Pennsylvania legislators seek change in charter school funding
Local school officials have complained for years that charter schools siphon money from public school districts when students leave them to attend the alternative public schools.
State lawmakers expect to enact changes this fall in the funding formula for charter schools, along with measures to add greater accountability.
In late September, the state House passed a charter school reform bill that calls for tying funding directly to the cost of educating a child. A similar bill is in the state Senate Education Committee and could be sent to the floor for a vote this fall, said Casey Long, a spokesman for Senate President Pro Tempore Joseph Scarnati, R-Jefferson.
“We believe there is broad-based support to reform charter school funding and oversight,” Long said. “But work needs to be done to come to some agreement on how that should be done.”
Other issues include pension contributions, monitoring of academic achievement and teacher evaluation systems.
Calls to increase oversight of charter schools increased with the indictment in August of Nicholas Trombetta, the founder of the Midland-based PA Cyber charter school.
Trombetta, 58, of East Liverpool, Ohio, has pleaded not guilty to charges claiming he used the state's largest cyber-charter school to skim $1 million for himself.
A portion of the House bill, which passed by a 133-62 vote, addresses concerns school districts have raised about the formula used to channel taxpayer funding to cyber charter schools.
“Under the current system, the majority of the subsidy the state pays us for each student in our district follows the child when they withdraw and enroll in a charter school,” said Alan N. Johnson, acting superintendent of the Woodland Hills School District.
The loss of funding is particularly frustrating when a child attends a cyber charter school.
“It shouldn't cost as much to educate a child who is at home attending classes by computer as it does to teach students in a classroom,” Johnson said. “When a child leaves to attend a charter school, our costs don't go down significantly because we still have to pay for buildings, utilities, staff and programs for all the remaining students.

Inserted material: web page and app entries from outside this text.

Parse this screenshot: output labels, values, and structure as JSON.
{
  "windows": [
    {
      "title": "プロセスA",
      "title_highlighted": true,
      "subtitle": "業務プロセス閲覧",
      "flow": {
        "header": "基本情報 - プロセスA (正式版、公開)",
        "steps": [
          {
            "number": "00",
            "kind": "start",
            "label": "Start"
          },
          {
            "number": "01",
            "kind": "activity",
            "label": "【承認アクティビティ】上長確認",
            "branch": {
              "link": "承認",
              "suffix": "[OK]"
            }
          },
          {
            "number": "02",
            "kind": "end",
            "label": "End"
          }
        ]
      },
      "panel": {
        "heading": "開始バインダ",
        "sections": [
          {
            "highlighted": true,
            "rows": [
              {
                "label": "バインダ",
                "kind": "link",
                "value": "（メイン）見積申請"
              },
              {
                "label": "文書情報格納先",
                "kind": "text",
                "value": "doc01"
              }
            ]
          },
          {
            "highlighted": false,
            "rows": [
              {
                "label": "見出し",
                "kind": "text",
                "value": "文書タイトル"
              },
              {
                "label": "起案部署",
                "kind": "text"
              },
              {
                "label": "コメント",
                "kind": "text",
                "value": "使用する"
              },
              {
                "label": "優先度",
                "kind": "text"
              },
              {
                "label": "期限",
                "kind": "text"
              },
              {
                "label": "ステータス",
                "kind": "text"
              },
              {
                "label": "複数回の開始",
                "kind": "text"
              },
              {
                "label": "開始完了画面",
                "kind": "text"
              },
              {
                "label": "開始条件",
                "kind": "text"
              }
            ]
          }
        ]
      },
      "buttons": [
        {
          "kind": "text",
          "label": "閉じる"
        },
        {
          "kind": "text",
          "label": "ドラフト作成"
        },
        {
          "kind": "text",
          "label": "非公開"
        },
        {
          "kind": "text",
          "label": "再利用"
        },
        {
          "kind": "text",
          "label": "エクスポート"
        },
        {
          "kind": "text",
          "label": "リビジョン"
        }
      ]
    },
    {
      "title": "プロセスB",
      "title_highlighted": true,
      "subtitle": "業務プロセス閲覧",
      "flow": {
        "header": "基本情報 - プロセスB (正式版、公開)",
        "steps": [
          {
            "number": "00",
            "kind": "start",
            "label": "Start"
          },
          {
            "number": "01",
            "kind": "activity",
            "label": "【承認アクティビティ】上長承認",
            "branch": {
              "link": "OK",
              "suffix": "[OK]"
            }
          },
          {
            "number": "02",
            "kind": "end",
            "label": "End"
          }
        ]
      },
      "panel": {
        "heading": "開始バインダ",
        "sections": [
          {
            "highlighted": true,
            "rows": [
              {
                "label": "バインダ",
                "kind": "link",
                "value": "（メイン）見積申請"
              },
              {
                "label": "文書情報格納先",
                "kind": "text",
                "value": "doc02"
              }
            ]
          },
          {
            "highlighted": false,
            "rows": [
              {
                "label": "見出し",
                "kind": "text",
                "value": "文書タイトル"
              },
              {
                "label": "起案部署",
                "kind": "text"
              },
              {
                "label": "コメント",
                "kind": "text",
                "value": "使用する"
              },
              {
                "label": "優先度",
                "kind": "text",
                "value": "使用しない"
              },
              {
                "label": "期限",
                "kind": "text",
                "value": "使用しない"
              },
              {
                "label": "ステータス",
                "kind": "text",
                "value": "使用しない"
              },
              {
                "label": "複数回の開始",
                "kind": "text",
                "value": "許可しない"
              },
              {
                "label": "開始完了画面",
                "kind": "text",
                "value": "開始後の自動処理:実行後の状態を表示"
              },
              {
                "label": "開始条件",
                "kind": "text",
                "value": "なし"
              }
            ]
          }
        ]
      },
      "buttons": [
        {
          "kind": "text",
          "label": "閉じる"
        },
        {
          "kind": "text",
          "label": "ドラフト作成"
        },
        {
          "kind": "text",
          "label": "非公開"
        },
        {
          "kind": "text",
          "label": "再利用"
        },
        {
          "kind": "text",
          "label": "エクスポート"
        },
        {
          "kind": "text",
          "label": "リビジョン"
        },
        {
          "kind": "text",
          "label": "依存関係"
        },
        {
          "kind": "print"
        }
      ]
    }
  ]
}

So it's really a matter of fairness.”
The House bill calls for the establishment of a Charter School Funding Commission to develop a funding formula based on the actual cost of educating a child, according to state Rep. Mike Turzai, R-Bradford Woods, the House majority leader.
Patricia Rosetti, CEO of the PA Distance Learning cyber charter school, said she would have “no problem” moving to a formula that uses actual costs to determine state funding.
“We spend every dollar we get, and I'd be happy to show the state exactly where the money is going,” she said.
But simply hiking the percentage of the state subsidy that a local district keeps would hurt students, she said.
“It's a misconception that we have significantly lower costs than traditional schools,” Rosetti said. “The bulk of our budget is for staff, and we try to maintain a 17 to 1 student-to-teacher ratio,” she said. “So if we get less money, we would have to consider increasing class size and reducing the programs we offer.”
School districts retain about 20 percent of the per-pupil state subsidy when a student leaves to attend a charter school, according to Tim Eller, a spokesman for the state Department of Education.
State Auditor General Eugene DePasquale, who has been pushing for charter school reform, said increasing the amount the local district can keep would be “the easy answer.”
“The harder answer — but the right one — is to do the work needed to determine what a charter school's actual costs are,” he said. “Some schools would get less and others more, but it would be fair.”
Eller said Gov. Tom Corbett “generally supports” comprehensive reforms for charter schools “as long as they balance the ability to provide quality options for students and ensure that charter schools remain competitive.”
Tony LaRussa is a staff writer for Trib Total Media. He can be reached at 412-320-7987 or firstname.lastname@example.org.